EXERCISE GOAL
Copying nothing before it, reproduce the line that holds "Parse this screenshot: output" and every line after it in the data, exactly.

DATA SUPPLIED
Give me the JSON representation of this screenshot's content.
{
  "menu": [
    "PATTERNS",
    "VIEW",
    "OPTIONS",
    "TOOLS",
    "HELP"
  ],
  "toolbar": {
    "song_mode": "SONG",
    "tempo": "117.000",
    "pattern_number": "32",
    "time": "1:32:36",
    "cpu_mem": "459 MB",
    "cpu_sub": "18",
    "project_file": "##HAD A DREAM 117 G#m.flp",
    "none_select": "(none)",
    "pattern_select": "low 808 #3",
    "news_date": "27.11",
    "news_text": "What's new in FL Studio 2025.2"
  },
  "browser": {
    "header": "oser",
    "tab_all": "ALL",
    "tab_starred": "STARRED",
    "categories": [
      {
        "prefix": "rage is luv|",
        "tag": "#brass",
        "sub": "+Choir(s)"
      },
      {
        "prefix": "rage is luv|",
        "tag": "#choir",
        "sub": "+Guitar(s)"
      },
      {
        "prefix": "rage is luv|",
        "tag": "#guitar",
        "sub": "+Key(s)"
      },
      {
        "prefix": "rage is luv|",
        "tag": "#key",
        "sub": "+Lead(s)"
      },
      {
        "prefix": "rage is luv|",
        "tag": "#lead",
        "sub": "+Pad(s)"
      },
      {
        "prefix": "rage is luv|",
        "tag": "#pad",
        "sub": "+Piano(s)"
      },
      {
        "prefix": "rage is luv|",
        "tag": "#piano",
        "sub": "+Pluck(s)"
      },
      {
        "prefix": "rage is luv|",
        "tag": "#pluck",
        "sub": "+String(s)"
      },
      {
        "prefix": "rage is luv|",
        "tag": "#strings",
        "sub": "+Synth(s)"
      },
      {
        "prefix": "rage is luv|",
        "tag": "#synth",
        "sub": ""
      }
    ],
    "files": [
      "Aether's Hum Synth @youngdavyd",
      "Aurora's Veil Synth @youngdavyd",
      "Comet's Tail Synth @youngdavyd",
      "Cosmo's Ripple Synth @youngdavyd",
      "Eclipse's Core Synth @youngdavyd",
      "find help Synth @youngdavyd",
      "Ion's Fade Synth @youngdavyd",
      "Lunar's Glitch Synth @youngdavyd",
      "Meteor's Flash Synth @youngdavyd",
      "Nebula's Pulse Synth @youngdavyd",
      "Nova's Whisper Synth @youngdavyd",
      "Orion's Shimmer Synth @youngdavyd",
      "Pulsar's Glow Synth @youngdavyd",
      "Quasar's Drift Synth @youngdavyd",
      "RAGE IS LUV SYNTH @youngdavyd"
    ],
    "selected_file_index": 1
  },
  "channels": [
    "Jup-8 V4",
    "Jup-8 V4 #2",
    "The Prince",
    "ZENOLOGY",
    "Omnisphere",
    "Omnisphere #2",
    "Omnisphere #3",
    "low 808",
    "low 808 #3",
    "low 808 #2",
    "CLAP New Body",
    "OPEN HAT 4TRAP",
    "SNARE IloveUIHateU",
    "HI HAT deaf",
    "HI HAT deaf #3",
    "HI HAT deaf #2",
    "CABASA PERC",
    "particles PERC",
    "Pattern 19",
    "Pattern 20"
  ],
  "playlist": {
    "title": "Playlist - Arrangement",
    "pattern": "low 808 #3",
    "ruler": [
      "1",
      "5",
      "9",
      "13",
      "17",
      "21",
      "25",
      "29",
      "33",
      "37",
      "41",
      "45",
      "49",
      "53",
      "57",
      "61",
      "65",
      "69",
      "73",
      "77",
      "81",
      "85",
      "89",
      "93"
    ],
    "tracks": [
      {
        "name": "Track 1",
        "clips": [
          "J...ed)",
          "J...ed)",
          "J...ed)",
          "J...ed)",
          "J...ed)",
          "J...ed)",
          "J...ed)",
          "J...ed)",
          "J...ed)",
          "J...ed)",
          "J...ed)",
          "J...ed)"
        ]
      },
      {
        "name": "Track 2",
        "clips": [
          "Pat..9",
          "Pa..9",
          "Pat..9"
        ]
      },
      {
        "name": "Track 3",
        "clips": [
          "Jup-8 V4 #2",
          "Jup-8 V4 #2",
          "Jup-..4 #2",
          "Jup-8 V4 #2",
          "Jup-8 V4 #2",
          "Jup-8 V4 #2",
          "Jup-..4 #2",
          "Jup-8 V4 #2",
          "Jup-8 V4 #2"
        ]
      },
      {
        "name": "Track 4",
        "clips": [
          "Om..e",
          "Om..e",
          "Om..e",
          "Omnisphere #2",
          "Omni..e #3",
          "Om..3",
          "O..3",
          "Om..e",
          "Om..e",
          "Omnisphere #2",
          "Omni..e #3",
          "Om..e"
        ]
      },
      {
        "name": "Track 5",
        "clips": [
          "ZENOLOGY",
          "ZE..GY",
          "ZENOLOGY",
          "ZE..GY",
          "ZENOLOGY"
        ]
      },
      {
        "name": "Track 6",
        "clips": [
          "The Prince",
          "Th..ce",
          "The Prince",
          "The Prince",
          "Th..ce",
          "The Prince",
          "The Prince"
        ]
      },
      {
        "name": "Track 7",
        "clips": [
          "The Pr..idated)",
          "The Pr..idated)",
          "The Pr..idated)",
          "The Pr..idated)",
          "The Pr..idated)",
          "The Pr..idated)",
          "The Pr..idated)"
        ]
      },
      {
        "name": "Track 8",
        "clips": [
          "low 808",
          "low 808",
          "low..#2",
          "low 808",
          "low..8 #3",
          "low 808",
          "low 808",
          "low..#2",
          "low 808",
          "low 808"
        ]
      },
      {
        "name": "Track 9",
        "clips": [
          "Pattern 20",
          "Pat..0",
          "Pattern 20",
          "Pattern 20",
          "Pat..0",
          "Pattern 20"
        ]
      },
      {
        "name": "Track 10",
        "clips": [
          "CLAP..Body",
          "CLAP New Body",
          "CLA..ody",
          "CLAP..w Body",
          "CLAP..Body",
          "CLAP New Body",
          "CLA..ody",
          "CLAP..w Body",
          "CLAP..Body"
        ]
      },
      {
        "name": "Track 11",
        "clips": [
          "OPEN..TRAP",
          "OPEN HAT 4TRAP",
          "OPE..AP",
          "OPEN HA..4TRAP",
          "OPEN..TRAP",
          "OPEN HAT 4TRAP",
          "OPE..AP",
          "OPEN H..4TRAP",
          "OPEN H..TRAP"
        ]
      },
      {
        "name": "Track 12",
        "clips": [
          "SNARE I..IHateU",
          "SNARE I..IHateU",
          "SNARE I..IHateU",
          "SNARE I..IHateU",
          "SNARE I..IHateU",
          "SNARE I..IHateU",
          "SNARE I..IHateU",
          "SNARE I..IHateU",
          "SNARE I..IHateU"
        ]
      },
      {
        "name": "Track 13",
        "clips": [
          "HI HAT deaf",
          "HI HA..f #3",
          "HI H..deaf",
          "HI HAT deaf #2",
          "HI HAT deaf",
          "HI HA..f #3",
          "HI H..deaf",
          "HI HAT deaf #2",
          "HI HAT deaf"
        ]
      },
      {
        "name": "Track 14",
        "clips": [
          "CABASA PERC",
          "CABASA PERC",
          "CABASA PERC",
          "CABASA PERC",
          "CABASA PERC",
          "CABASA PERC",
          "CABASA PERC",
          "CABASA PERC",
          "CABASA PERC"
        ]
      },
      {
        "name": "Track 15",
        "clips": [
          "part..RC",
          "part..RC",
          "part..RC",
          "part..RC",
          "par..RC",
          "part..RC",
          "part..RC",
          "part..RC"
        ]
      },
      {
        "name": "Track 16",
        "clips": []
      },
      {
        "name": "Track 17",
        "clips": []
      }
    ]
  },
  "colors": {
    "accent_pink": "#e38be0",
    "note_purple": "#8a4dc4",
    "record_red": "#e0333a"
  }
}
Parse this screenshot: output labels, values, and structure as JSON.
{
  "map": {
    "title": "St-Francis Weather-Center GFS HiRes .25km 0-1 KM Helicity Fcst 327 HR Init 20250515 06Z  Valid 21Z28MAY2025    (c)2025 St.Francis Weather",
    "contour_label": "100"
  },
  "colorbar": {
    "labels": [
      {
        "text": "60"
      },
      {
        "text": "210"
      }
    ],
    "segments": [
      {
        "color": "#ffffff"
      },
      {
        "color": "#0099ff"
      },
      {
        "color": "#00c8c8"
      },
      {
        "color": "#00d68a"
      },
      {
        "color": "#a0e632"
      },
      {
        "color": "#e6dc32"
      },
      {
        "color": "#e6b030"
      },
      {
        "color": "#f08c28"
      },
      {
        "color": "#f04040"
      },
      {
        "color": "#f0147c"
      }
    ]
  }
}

EXPECTED ANSWER
Parse this screenshot: output labels, values, and structure as JSON.
{
  "map": {
    "title": "St-Francis Weather-Center GFS HiRes .25km 0-1 KM Helicity Fcst 327 HR Init 20250515 06Z  Valid 21Z28MAY2025    (c)2025 St.Francis Weather",
    "contour_label": "100"
  },
  "colorbar": {
    "labels": [
      {
        "text": "60"
      },
      {
        "text": "210"
      }
    ],
    "segments": [
      {
        "color": "#ffffff"
      },
      {
        "color": "#0099ff"
      },
      {
        "color": "#00c8c8"
      },
      {
        "color": "#00d68a"
      },
      {
        "color": "#a0e632"
      },
      {
        "color": "#e6dc32"
      },
      {
        "color": "#e6b030"
      },
      {
        "color": "#f08c28"
      },
      {
        "color": "#f04040"
      },
      {
        "color": "#f0147c"
      }
    ]
  }
}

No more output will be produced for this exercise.